DIRECTIONS: Whenever a line of the records below contains the word "start", copy that line.

┄┄┄┄┄┄┄┄┄┄┄┄┄┄┄┄┄┄┄┄

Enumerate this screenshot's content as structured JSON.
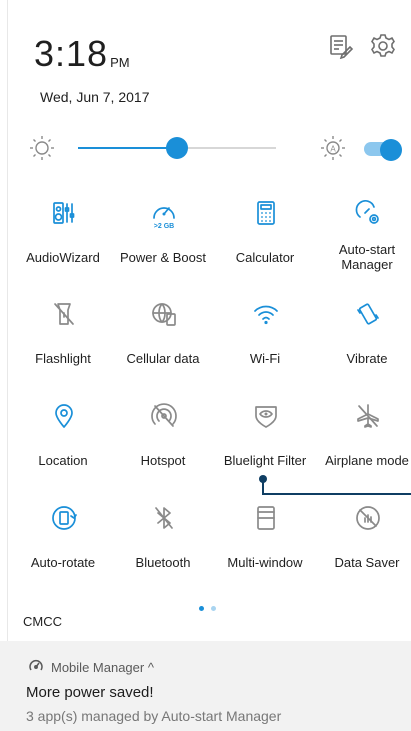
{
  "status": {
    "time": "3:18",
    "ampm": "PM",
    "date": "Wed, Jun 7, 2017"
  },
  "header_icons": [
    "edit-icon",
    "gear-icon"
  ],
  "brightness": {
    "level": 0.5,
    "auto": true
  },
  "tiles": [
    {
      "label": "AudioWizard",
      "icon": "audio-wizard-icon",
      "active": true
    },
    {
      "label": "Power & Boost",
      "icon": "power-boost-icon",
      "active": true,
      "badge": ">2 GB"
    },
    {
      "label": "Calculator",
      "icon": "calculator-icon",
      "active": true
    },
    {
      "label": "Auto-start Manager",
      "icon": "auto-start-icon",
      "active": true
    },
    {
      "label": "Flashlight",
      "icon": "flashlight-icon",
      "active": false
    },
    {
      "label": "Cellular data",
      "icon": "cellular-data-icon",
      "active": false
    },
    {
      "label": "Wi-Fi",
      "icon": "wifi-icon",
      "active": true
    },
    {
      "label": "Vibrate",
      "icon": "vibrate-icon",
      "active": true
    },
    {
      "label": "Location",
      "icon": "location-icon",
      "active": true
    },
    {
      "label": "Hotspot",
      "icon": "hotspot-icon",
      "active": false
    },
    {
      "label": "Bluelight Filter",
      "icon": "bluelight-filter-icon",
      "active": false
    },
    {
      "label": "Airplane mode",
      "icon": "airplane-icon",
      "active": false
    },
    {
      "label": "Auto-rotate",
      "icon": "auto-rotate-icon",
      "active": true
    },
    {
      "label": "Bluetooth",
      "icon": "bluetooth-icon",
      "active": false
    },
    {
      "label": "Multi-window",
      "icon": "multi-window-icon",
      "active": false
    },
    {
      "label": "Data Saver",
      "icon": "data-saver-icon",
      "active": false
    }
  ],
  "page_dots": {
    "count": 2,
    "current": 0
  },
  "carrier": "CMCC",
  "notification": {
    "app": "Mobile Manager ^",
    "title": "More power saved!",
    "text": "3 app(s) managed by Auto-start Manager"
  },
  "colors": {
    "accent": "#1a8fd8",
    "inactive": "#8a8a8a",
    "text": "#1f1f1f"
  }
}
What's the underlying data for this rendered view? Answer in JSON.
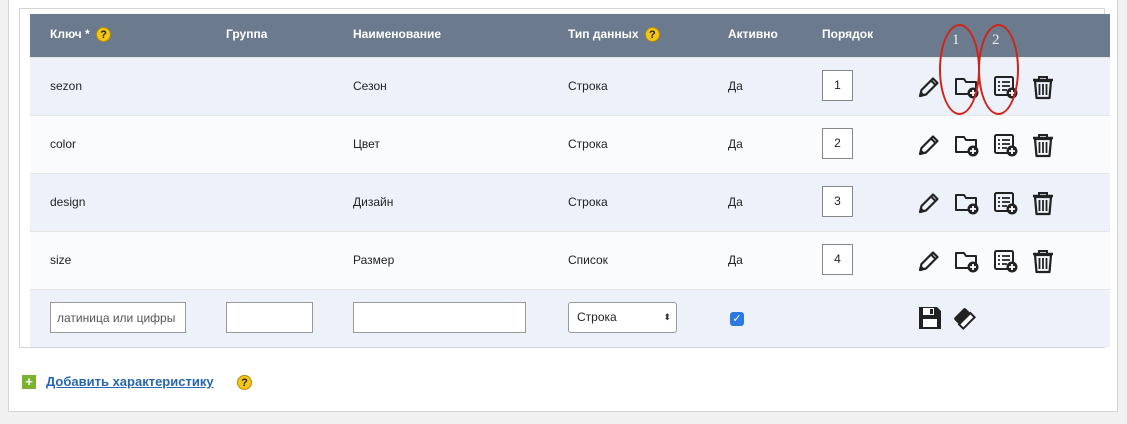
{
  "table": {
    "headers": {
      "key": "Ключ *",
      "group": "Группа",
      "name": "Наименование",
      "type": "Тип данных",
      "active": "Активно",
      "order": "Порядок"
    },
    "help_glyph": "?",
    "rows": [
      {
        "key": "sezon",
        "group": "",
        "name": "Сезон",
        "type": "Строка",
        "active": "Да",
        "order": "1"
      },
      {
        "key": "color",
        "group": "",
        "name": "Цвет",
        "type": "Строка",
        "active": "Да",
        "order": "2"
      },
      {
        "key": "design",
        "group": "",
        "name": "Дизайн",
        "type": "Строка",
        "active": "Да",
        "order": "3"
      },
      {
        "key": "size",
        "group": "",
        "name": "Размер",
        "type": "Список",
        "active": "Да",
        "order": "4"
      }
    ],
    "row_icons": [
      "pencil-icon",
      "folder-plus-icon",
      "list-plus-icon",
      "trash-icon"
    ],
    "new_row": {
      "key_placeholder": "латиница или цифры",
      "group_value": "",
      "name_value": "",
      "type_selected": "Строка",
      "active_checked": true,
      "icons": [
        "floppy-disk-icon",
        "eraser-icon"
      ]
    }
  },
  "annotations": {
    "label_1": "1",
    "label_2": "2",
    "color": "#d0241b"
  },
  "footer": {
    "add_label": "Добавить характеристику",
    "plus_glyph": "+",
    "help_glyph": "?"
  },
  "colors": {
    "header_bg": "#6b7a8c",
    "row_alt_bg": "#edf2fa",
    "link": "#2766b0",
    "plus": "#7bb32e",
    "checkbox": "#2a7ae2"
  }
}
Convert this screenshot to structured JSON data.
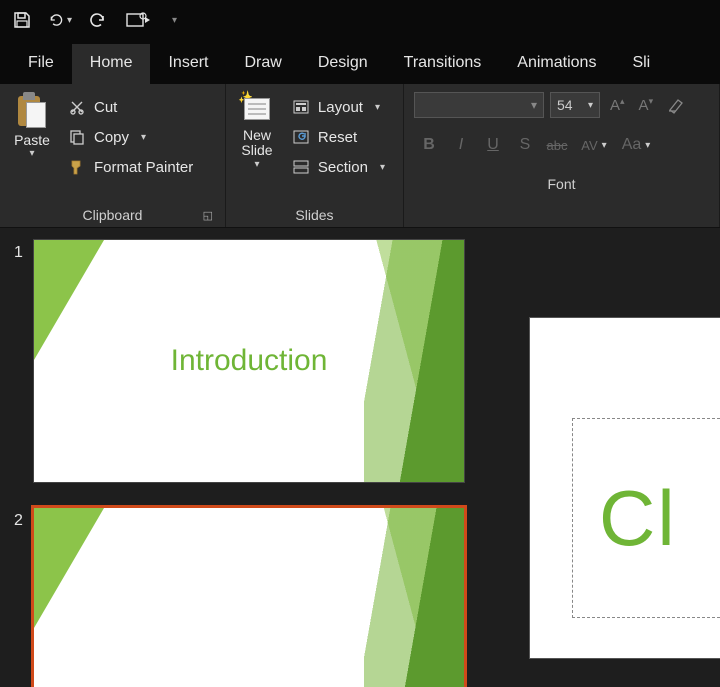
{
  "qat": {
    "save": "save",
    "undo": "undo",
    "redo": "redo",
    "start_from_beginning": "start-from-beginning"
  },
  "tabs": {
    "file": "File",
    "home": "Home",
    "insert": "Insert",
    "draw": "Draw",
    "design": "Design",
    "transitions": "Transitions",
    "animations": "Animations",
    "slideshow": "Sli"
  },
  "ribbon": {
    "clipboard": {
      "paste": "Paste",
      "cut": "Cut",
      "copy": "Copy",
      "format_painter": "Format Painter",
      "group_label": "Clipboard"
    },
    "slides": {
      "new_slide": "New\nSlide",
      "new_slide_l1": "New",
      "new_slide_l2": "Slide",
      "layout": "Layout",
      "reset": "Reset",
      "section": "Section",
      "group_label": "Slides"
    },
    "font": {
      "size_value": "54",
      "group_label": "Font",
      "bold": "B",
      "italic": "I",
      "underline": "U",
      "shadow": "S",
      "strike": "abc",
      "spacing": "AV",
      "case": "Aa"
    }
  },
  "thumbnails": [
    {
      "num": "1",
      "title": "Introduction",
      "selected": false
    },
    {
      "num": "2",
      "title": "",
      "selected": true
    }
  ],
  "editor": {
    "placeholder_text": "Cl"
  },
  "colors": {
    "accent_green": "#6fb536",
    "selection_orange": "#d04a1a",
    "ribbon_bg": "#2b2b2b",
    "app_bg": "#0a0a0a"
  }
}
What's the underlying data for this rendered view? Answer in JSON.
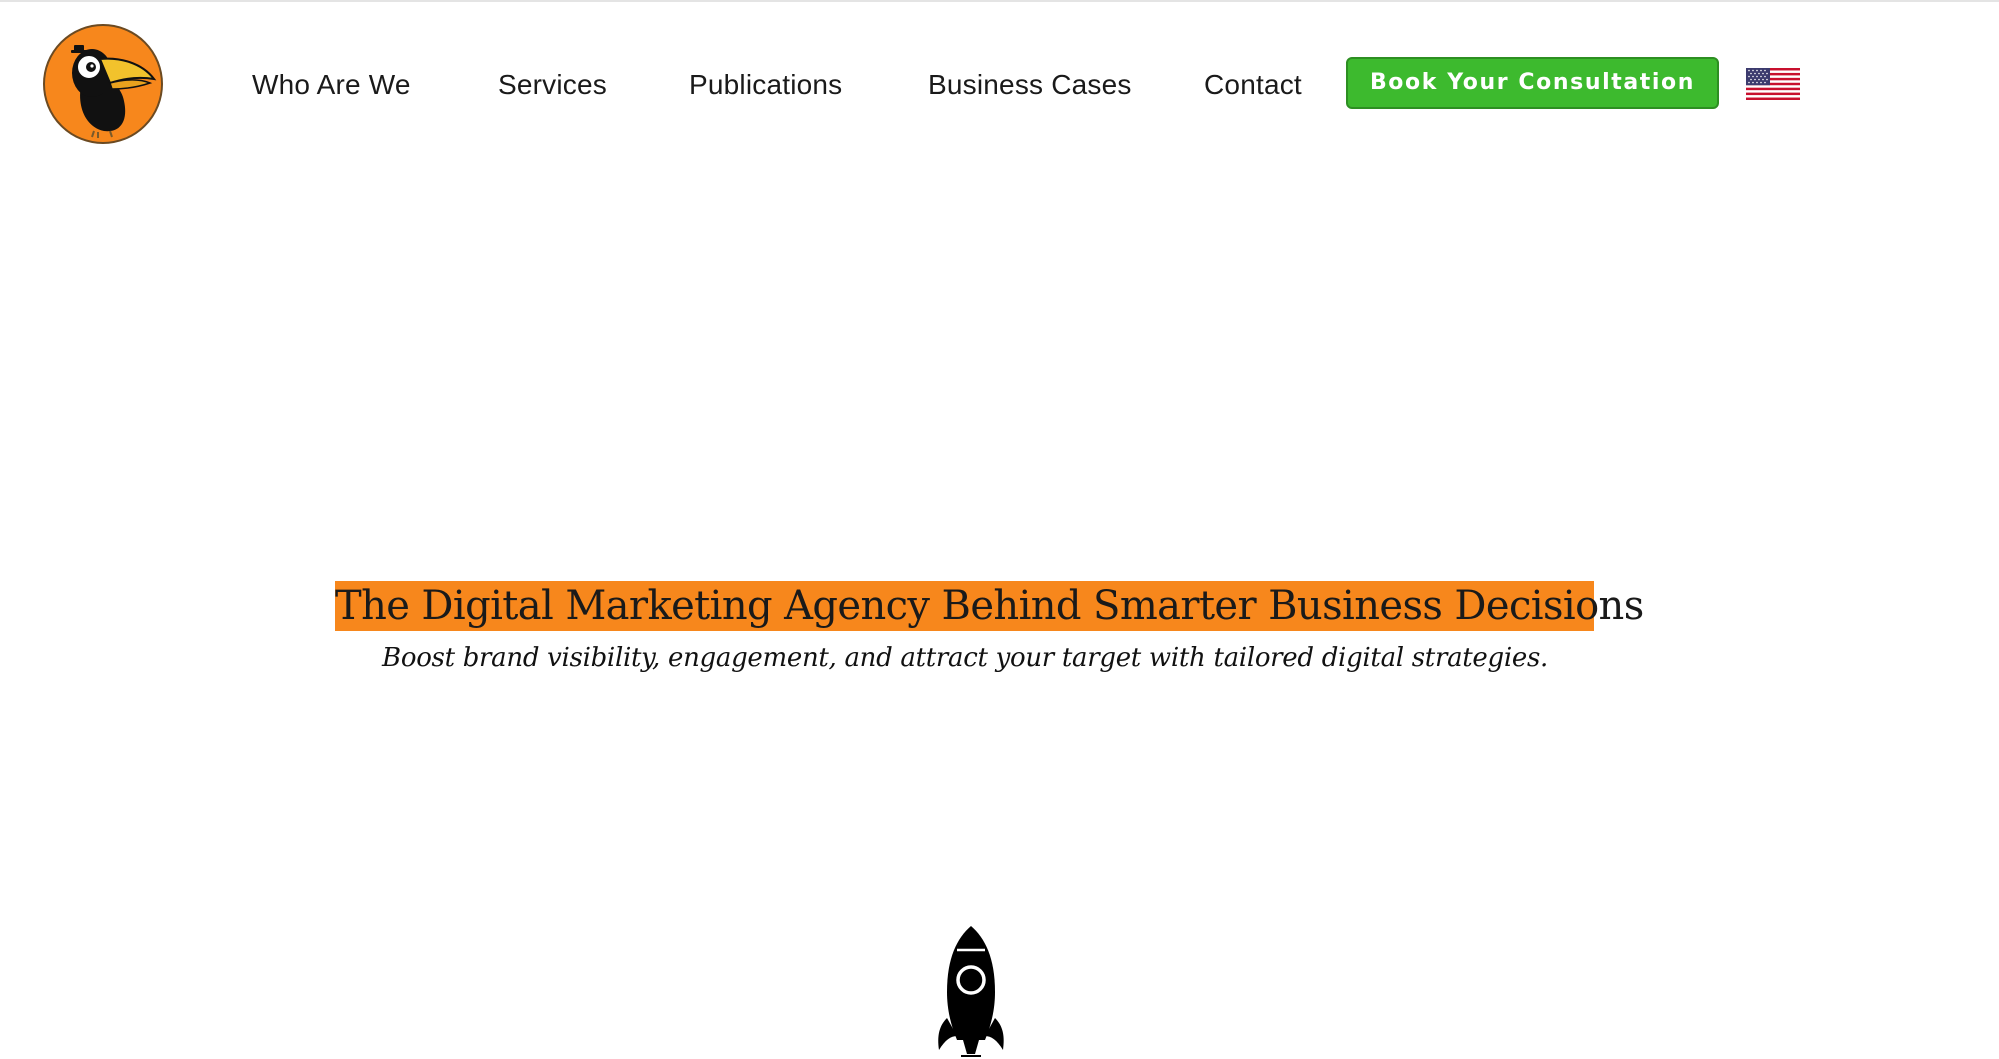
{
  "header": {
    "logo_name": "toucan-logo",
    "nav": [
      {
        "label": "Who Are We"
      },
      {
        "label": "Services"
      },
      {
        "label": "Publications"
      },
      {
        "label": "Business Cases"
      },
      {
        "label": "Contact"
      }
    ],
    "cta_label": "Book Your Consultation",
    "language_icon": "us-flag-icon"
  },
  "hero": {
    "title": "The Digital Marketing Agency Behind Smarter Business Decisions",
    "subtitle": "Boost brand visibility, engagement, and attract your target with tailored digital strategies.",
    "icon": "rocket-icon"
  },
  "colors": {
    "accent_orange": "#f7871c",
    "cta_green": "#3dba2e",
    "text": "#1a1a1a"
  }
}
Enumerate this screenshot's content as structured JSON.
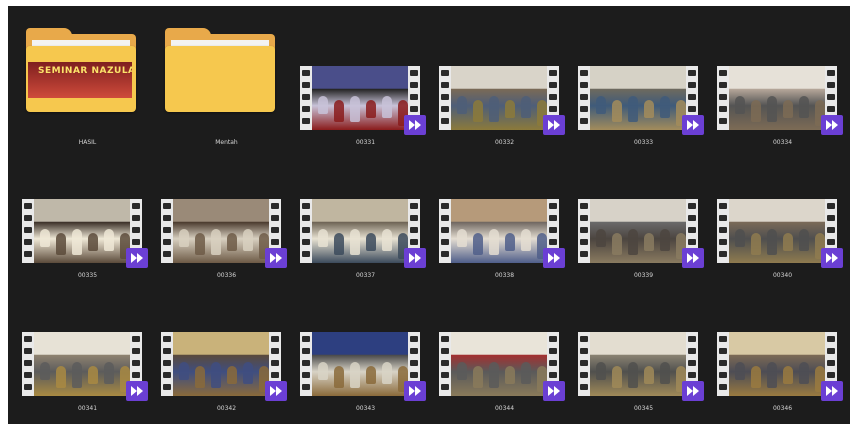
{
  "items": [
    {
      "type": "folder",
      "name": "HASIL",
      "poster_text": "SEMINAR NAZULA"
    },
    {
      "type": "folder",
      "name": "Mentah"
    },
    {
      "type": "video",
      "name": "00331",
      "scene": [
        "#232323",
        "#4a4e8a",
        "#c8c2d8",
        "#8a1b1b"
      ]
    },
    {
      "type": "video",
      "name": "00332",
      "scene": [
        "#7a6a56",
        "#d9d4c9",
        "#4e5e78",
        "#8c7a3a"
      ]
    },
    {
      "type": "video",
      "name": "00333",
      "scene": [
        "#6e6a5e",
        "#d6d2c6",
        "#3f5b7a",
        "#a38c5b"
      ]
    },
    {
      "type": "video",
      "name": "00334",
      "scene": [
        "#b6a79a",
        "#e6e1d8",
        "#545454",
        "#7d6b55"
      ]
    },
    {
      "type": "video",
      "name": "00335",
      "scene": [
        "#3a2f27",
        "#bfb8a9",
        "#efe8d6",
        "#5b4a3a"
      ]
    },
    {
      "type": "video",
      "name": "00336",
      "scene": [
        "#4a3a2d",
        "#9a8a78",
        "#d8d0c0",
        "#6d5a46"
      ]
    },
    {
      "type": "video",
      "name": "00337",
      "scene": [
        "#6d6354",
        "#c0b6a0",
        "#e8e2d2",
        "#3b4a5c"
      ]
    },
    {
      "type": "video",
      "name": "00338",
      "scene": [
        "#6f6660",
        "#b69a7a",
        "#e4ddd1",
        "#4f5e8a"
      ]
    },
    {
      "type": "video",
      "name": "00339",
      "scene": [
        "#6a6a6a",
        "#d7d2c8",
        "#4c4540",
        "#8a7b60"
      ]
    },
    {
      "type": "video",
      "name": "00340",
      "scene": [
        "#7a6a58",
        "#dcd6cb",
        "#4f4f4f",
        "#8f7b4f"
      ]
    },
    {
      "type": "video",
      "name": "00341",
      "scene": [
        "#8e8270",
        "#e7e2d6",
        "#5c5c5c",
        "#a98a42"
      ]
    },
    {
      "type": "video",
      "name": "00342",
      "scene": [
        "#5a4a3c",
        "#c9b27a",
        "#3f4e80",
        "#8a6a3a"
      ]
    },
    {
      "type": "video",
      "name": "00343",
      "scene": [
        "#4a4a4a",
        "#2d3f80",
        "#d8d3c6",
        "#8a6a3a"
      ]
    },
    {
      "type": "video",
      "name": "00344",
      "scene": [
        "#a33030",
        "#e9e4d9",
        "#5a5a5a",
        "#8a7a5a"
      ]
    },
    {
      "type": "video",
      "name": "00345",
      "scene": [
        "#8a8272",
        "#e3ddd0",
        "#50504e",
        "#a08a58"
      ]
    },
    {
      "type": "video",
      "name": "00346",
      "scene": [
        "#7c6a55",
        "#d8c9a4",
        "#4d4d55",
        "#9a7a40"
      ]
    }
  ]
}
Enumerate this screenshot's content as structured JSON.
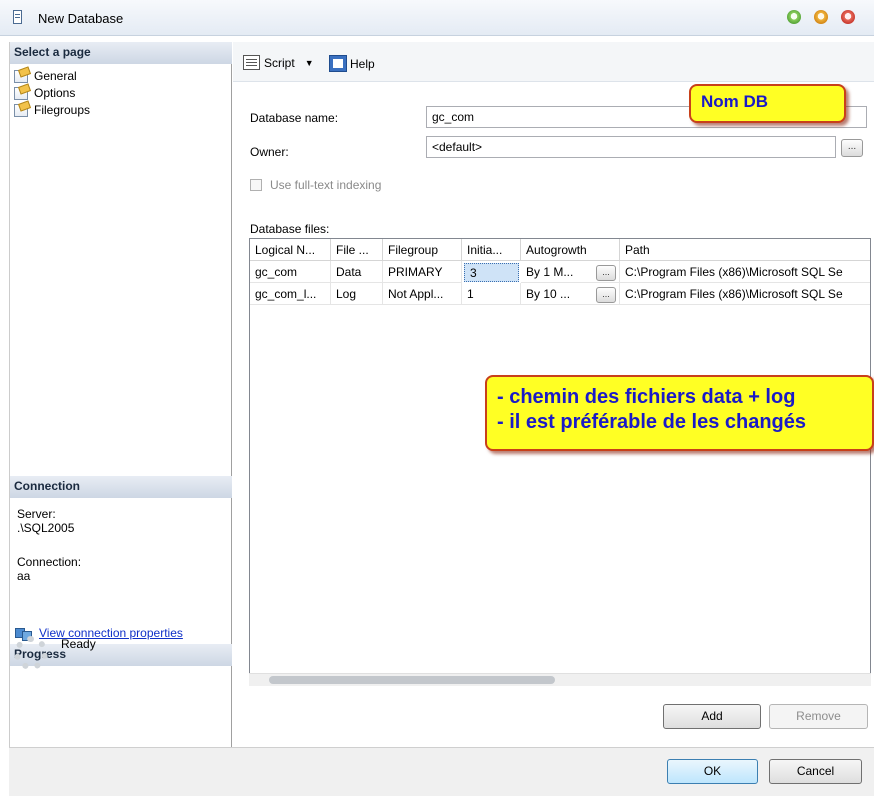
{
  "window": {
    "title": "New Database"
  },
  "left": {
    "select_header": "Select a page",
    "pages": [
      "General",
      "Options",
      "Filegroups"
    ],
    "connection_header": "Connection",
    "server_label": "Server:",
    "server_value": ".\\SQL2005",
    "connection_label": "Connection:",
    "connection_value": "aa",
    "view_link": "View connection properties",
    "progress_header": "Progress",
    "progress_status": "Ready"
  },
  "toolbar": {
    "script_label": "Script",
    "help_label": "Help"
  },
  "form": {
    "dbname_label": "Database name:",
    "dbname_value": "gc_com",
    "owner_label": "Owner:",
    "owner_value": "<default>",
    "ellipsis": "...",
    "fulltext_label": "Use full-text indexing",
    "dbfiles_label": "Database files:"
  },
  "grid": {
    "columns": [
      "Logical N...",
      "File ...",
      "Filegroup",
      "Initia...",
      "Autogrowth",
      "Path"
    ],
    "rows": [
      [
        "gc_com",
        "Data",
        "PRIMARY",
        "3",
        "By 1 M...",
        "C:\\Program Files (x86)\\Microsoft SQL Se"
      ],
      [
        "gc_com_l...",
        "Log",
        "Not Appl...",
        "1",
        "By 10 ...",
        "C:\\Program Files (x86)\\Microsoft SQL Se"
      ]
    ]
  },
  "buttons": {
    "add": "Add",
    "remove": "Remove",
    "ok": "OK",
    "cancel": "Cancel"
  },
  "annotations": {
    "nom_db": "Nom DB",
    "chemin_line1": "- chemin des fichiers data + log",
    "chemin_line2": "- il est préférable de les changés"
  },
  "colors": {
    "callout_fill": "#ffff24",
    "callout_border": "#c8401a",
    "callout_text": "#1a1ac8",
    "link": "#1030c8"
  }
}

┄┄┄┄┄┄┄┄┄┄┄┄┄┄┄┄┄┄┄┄

SOLUTION TO THIS EXERCISE:
      "label": "Auto-start Manager",
      "icon": "auto-start-icon",
    "text": "3 app(s) managed by Auto-start Manager"
    "start_from_beginning": "start-from-beginning"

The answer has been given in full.